World Library  
Flag as Inappropriate
Email this Article

Matilda of Anjou

Article Id: WHEBN0002178180
Reproduction Date:

Title: Matilda of Anjou  
Author: World Heritage Encyclopedia
Language: English
Subject: Henry I of England, Empress Matilda, Fontevraud Abbey, Fulk, King of Jerusalem, William Adelin, William Clito, House of Plantagenet
Publisher: World Heritage Encyclopedia

Matilda of Anjou

Matilda of Anjou
Duchess of Normandy

Spouse William Adelin
Father Fulk V, Count of Anjou
Mother Ermengarde, Countess of Maine
Born c. 1111
Died 1154
Fontevraud Abbey

Matilda of Anjou, also known as Mahaut (c. 1111 – 1154) was married in 1119 to William Adelin, son and heir of Henry I of England.

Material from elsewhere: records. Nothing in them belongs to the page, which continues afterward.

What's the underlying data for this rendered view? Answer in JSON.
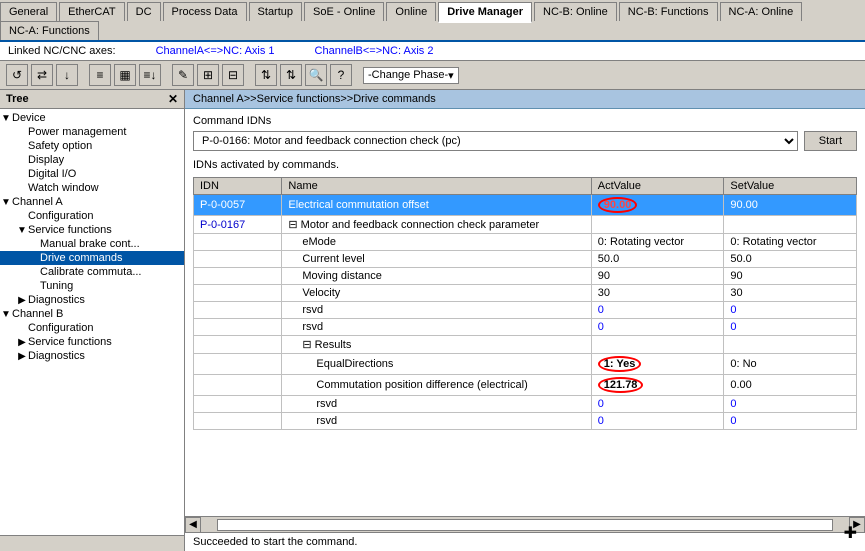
{
  "tabs": [
    {
      "label": "General",
      "active": false
    },
    {
      "label": "EtherCAT",
      "active": false
    },
    {
      "label": "DC",
      "active": false
    },
    {
      "label": "Process Data",
      "active": false
    },
    {
      "label": "Startup",
      "active": false
    },
    {
      "label": "SoE - Online",
      "active": false
    },
    {
      "label": "Online",
      "active": false
    },
    {
      "label": "Drive Manager",
      "active": true
    },
    {
      "label": "NC-B: Online",
      "active": false
    },
    {
      "label": "NC-B: Functions",
      "active": false
    },
    {
      "label": "NC-A: Online",
      "active": false
    },
    {
      "label": "NC-A: Functions",
      "active": false
    }
  ],
  "axes": {
    "channelA": "ChannelA<=>NC: Axis 1",
    "channelB": "ChannelB<=>NC: Axis 2"
  },
  "toolbar": {
    "dropdown_label": "-Change Phase-",
    "dropdown_arrow": "▾"
  },
  "sidebar": {
    "title": "Tree",
    "items": [
      {
        "id": "device",
        "label": "Device",
        "indent": 0,
        "expander": "▼",
        "selected": false
      },
      {
        "id": "power-management",
        "label": "Power management",
        "indent": 16,
        "expander": "",
        "selected": false
      },
      {
        "id": "safety-option",
        "label": "Safety option",
        "indent": 16,
        "expander": "",
        "selected": false
      },
      {
        "id": "display",
        "label": "Display",
        "indent": 16,
        "expander": "",
        "selected": false
      },
      {
        "id": "digital-io",
        "label": "Digital I/O",
        "indent": 16,
        "expander": "",
        "selected": false
      },
      {
        "id": "watch-window",
        "label": "Watch window",
        "indent": 16,
        "expander": "",
        "selected": false
      },
      {
        "id": "channel-a",
        "label": "Channel A",
        "indent": 0,
        "expander": "▼",
        "selected": false
      },
      {
        "id": "configuration",
        "label": "Configuration",
        "indent": 16,
        "expander": "",
        "selected": false
      },
      {
        "id": "service-functions",
        "label": "Service functions",
        "indent": 16,
        "expander": "▼",
        "selected": false
      },
      {
        "id": "manual-brake",
        "label": "Manual brake cont...",
        "indent": 28,
        "expander": "",
        "selected": false
      },
      {
        "id": "drive-commands",
        "label": "Drive commands",
        "indent": 28,
        "expander": "",
        "selected": true
      },
      {
        "id": "calibrate-commuta",
        "label": "Calibrate commuta...",
        "indent": 28,
        "expander": "",
        "selected": false
      },
      {
        "id": "tuning",
        "label": "Tuning",
        "indent": 28,
        "expander": "",
        "selected": false
      },
      {
        "id": "diagnostics",
        "label": "Diagnostics",
        "indent": 16,
        "expander": "▶",
        "selected": false
      },
      {
        "id": "channel-b",
        "label": "Channel B",
        "indent": 0,
        "expander": "▼",
        "selected": false
      },
      {
        "id": "configuration-b",
        "label": "Configuration",
        "indent": 16,
        "expander": "",
        "selected": false
      },
      {
        "id": "service-functions-b",
        "label": "Service functions",
        "indent": 16,
        "expander": "▶",
        "selected": false
      },
      {
        "id": "diagnostics-b",
        "label": "Diagnostics",
        "indent": 16,
        "expander": "▶",
        "selected": false
      }
    ]
  },
  "content": {
    "breadcrumb": "Channel A>>Service functions>>Drive commands",
    "section_label": "Command IDNs",
    "command_select": "P-0-0166: Motor and feedback connection check (pc)",
    "start_btn": "Start",
    "idn_note": "IDNs activated by commands.",
    "table": {
      "headers": [
        "IDN",
        "Name",
        "ActValue",
        "SetValue"
      ],
      "rows": [
        {
          "idn": "P-0-0057",
          "name": "Electrical commutation offset",
          "act_value": "90.00",
          "set_value": "90.00",
          "selected": true,
          "act_circle": true,
          "set_circle": false,
          "indent": 0,
          "is_parent": false
        },
        {
          "idn": "P-0-0167",
          "name": "Motor and feedback connection check parameter",
          "act_value": "",
          "set_value": "",
          "selected": false,
          "act_circle": false,
          "set_circle": false,
          "indent": 0,
          "is_parent": true
        },
        {
          "idn": "",
          "name": "eMode",
          "act_value": "0: Rotating vector",
          "set_value": "0: Rotating vector",
          "selected": false,
          "indent": 1,
          "is_parent": false
        },
        {
          "idn": "",
          "name": "Current level",
          "act_value": "50.0",
          "set_value": "50.0",
          "selected": false,
          "indent": 1,
          "is_parent": false
        },
        {
          "idn": "",
          "name": "Moving distance",
          "act_value": "90",
          "set_value": "90",
          "selected": false,
          "indent": 1,
          "is_parent": false
        },
        {
          "idn": "",
          "name": "Velocity",
          "act_value": "30",
          "set_value": "30",
          "selected": false,
          "indent": 1,
          "is_parent": false
        },
        {
          "idn": "",
          "name": "rsvd",
          "act_value": "0",
          "set_value": "0",
          "selected": false,
          "indent": 1,
          "is_parent": false,
          "act_blue": true,
          "set_blue": true
        },
        {
          "idn": "",
          "name": "rsvd",
          "act_value": "0",
          "set_value": "0",
          "selected": false,
          "indent": 1,
          "is_parent": false,
          "act_blue": true,
          "set_blue": true
        },
        {
          "idn": "",
          "name": "Results",
          "act_value": "",
          "set_value": "",
          "selected": false,
          "indent": 1,
          "is_parent": true
        },
        {
          "idn": "",
          "name": "EqualDirections",
          "act_value": "1: Yes",
          "set_value": "0: No",
          "selected": false,
          "indent": 2,
          "is_parent": false,
          "act_circle": true,
          "set_circle": false
        },
        {
          "idn": "",
          "name": "Commutation position difference (electrical)",
          "act_value": "121.78",
          "set_value": "0.00",
          "selected": false,
          "indent": 2,
          "is_parent": false,
          "act_circle": true,
          "set_circle": false
        },
        {
          "idn": "",
          "name": "rsvd",
          "act_value": "0",
          "set_value": "0",
          "selected": false,
          "indent": 2,
          "is_parent": false,
          "act_blue": true,
          "set_blue": true
        },
        {
          "idn": "",
          "name": "rsvd",
          "act_value": "0",
          "set_value": "0",
          "selected": false,
          "indent": 2,
          "is_parent": false,
          "act_blue": true,
          "set_blue": true
        }
      ]
    }
  },
  "status": {
    "message": "Succeeded to start the command."
  }
}
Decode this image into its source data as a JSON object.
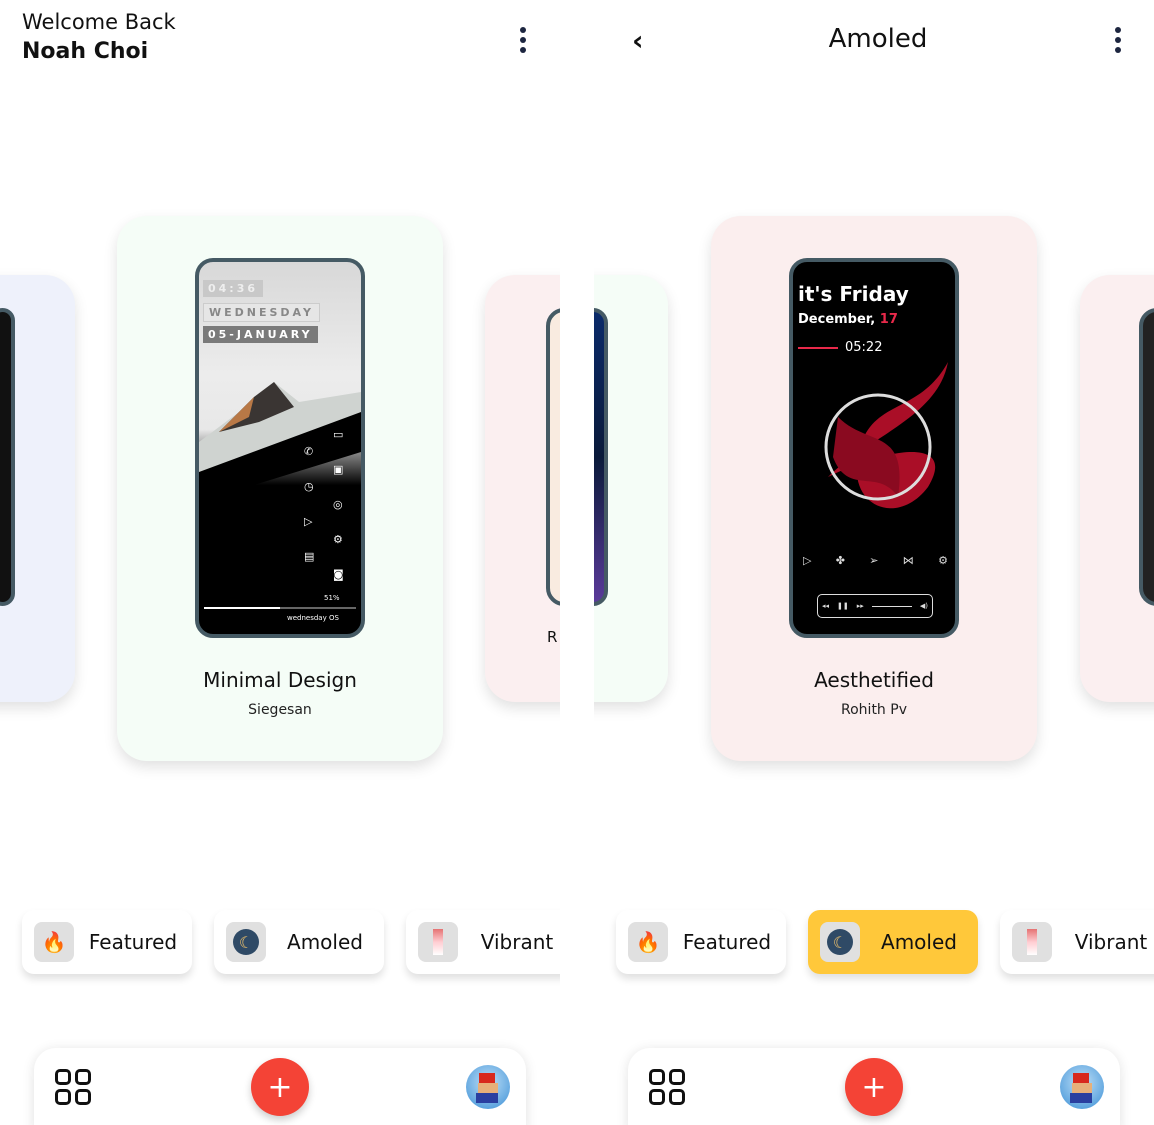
{
  "screens": [
    {
      "header": {
        "greeting": "Welcome Back",
        "user_name": "Noah Choi"
      },
      "cards": {
        "center": {
          "title": "Minimal Design",
          "author": "Siegesan",
          "preview": {
            "time": "04:36",
            "day": "WEDNESDAY",
            "date": "05-JANUARY",
            "battery": "51%",
            "footer": "wednesday OS",
            "progress": 0.5
          }
        },
        "right_partial_title": "R"
      },
      "chips": [
        {
          "label": "Featured",
          "icon": "fire-icon"
        },
        {
          "label": "Amoled",
          "icon": "moon-icon"
        },
        {
          "label": "Vibrant",
          "icon": "palette-icon"
        }
      ],
      "selected_chip": null
    },
    {
      "header": {
        "title": "Amoled"
      },
      "cards": {
        "center": {
          "title": "Aesthetified",
          "author": "Rohith Pv",
          "preview": {
            "headline": "it's Friday",
            "month": "December,",
            "day_num": "17",
            "time": "05:22"
          }
        }
      },
      "chips": [
        {
          "label": "Featured",
          "icon": "fire-icon"
        },
        {
          "label": "Amoled",
          "icon": "moon-icon"
        },
        {
          "label": "Vibrant",
          "icon": "palette-icon"
        }
      ],
      "selected_chip": "Amoled"
    }
  ],
  "colors": {
    "accent_fab": "#f44336",
    "selected_chip": "#ffc83a",
    "frame": "#455a64",
    "friday_red": "#e8294a"
  },
  "bottom_nav": {
    "add_label": "+"
  }
}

Matilda was the daughter of Count Fulk V of Anjou, and his first wife Ermengarde, Countess of Maine.[1] In February of 1113, Fulk V and Henry I met near Alençon where they entered into a treaty of peace which was secured by the betrothal of Henry's son William Adelin and Fulk's daughter Matilda.[2] The young couple was married in June 1119.[3]

On the evening of 25 November 1120, returning from Normandy to England, William chose to sail aboard the White Ship and subsequently drowned when that ship sank in the English Channel just outside Barfleur harbor.[4] Matilda had avoided the disaster, as passage for her had been arranged aboard another ship.[5] But his death left her a widow with no immediate heir to the throne of England and ended the treaty with Anjou.[6]

On his return from Jerusalem, c. 1121–1122, Fulk V demanded the return of Matilda's dowry, comprising castles and towns in Maine, to which Henry flatly refused.[6] After months of fruitless quarreling Fulk was considering warring on Henry once more.[6] Finally, Fulk countered Henry by marrying his other daughter, Sibylla, to William Clito, the son of Robert Curthose, Henry's nephew and rival for Normandy.[7] Fulk dowered the couple with the lordship of Maine.[7]

Meanwhile, after her husband's death Matilda remained at Henry's court and was treated as one of the king's royal daughters.[8] Henry maintained she could remain as long as she wished[lower-alpha 1] and intended to marry her to one of his great nobles, "heaping on her wealth and honours which would have raised her above all her family."[8] She remained in England for several years, unmarried, but according to Orderic, wishing to see her parents and home, she returned to Anjou.[8] After a time in Anjou she took the advice of Geoffrey, Bishop of Chartres and in 1128 she took her vows at Fontevrault Abbey as a nun. In 1150 she became the Abbess and died in 1158.[9]


Normandy portal



Matilda of Anjou
Born: c. 1111 Died: c. 1154
Royal titles
Title last held by
Matilda of Scotland
Duchess consort of the Normans
1119 – 25 Nov 1120
Title next held by
Adeliza of Louvain
This article was sourced from Creative Commons Attribution-ShareAlike License; additional terms may apply. World Heritage Encyclopedia content is assembled from numerous content providers, Open Access Publishing, and in compliance with The Fair Access to Science and Technology Research Act (FASTR), Wikimedia Foundation, Inc., Public Library of Science, The Encyclopedia of Life, Open Book Publishers (OBP), PubMed, U.S. National Library of Medicine, National Center for Biotechnology Information, U.S. National Library of Medicine, National Institutes of Health (NIH), U.S. Department of Health & Human Services, and, which sources content from all federal, state, local, tribal, and territorial government publication portals (.gov, .mil, .edu). Funding for and content contributors is made possible from the U.S. Congress, E-Government Act of 2002.
Crowd sourced content that is contributed to World Heritage Encyclopedia is peer reviewed and edited by our editorial staff to ensure quality scholarly research articles.
By using this site, you agree to the Terms of Use and Privacy Policy. World Heritage Encyclopedia™ is a registered trademark of the World Public Library Association, a non-profit organization.

Copyright © World Library Foundation. All rights reserved. eBooks from Project Gutenberg are sponsored by the World Library Foundation,
a 501c(4) Member's Support Non-Profit Organization, and is NOT affiliated with any governmental agency or department.